“What tends to get lost in the argument over the future of independent stores is that the dangers posed to them by superstores and on-line sellers don’t just threaten some quaint form of distributing goods,” writes author Rob Gurwitt about Square Books in Mother Jones magazine. “They imperil the fabric of our community life. Real-life stores—their place on the street, the people they draw in, the presence they cast in the community at large—help define their neighborhoods.”
It’s no secret that local businesses almost everywhere are under siege from mega-malls and big box retailers. Everyone who cares even a little about their neighborhood should make a commitment to patronize local businesses, even when bread or duct tape or CDs can be had cheaper by driving to a national chain store. Vote with your pocketbook to keep your community vital. Indeed, you might even find yourself ahead economically with the money saved on gasoline and unnecessary purchases you would never have made if you hadn’t gone into the big box. And, you’ll be way ahead in terms of community spirit and social enjoyment.
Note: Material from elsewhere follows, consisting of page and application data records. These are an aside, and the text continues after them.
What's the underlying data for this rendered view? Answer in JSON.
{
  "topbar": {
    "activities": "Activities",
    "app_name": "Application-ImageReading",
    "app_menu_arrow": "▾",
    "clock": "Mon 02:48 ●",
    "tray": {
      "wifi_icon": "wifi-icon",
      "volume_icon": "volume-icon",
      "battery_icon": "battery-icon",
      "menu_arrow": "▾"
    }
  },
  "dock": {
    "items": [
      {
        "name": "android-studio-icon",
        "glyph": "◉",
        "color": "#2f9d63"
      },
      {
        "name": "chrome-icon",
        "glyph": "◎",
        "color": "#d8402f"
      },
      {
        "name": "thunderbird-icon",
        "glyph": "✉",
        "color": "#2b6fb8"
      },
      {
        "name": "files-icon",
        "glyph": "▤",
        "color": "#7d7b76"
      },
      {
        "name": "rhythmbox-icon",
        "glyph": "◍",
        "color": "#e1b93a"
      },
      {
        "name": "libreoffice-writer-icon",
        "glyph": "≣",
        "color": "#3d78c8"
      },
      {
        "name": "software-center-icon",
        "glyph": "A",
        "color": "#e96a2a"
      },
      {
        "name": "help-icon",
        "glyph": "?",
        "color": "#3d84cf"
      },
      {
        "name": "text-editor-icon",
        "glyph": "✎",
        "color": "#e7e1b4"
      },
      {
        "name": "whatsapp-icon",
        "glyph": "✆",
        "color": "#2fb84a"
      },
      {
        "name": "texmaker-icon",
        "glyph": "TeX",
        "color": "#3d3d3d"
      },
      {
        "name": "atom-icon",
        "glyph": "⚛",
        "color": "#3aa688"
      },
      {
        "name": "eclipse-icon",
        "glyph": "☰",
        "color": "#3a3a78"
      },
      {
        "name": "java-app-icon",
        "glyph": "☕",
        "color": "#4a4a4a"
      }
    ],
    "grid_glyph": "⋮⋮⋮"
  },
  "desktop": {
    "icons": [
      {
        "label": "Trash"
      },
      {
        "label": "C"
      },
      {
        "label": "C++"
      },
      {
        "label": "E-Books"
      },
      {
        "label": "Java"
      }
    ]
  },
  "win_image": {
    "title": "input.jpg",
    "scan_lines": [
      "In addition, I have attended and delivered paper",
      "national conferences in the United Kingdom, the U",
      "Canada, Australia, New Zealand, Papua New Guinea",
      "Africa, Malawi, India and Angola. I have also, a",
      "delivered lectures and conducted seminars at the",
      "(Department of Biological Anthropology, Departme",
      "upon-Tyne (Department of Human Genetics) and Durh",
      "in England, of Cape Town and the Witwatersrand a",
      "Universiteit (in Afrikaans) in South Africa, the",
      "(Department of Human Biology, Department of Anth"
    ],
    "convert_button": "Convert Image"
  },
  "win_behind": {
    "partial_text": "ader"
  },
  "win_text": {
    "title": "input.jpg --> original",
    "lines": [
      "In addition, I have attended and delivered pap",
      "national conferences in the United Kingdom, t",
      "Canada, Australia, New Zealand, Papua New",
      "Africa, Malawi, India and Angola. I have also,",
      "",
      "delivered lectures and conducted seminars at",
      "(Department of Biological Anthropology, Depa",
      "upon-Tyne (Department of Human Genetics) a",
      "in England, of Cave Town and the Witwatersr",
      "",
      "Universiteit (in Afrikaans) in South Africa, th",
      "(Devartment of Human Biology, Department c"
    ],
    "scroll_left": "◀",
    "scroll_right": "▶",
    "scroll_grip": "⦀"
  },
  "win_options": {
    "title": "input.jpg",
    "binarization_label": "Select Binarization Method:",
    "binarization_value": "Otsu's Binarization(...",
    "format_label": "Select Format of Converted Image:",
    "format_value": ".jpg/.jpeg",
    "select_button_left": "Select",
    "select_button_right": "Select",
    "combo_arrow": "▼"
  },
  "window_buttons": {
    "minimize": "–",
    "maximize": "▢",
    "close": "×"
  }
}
THANKFULLY, SMALL NEIGHBORHOOD STORES ARE BEGINNING TO FIGHT BACK WITH BUSINESS IMPROVEMENT DISTRICTS. This is a well-proven model where local merchants work together to spruce up commercial streets by adding nice landscaping, fixing up the storefronts, improving the lighting and other amenities. They also cooperate on advertising campaigns, special neighborhood events, shared parking facilities, and other improvements.
Many merchants are banding together in an even bigger way by joining Independent Business Alliances, which draw public attention to the numerous benefits of locally owned businesses (how often do Wal-Mart and Home Depot buy uniforms for the local little league team or sponsor an art fair?) and by lobbying political officials and the media to take note of unfair economic tactics wielded by big retailers. The first IBA began in Boulder, Colorado in 1997 and within two years involved 150 local businesses. There are now IBAs in more than 20 communities—stretching from Corvallis, Oregon, to Greenville, South Carolina— and a national group, the American Independent Business Alliance, based in Missoula, Montana.
IN HARTLAND, A VILLAGE IN THE DEVON COUNTRYSIDE OF ENGLAND, a community school took over management of the Happy Pear green grocer and market when it was about to close. It offers students a wonderful lesson in business management and sustainable economics. And, local townspeople won’t have to drive many kilometers for fresh and organic food. This is just one example of a growing number of community initiatives to preserve and promote essential local shops. In another English village, Maiden Bradley in Wiltshire, 60 percent of residents pledged between five and five-hundred pounds ( $10-1000) to save and refurbish their general store (village shop in the British parlance), with townspeople doing most of the work. It is now community-owned with any profits going back to village itself.
IN THE SEATTLE SUBURB OF LAKE FOREST PARK, RESIDENTS RALLIED AROUND A UNIQUE, REDEVELOPED MALL that was envisioned as a community center as much as a retail outlet. Third Place Commons features a superb bookstore as well as a food court featuring local restauranteurs and a stage for nightly music and performances. It has become such a beloved local hangout that regular customers formed Friends of Third Place Commons, a non-profit group to help keep the place thriving.
Resources: “Square Books”:www.squarebooks.com “American Independent Business Alliance”:amiba.net “Friends of Third Place Commons”:www.thirdplacecommons.org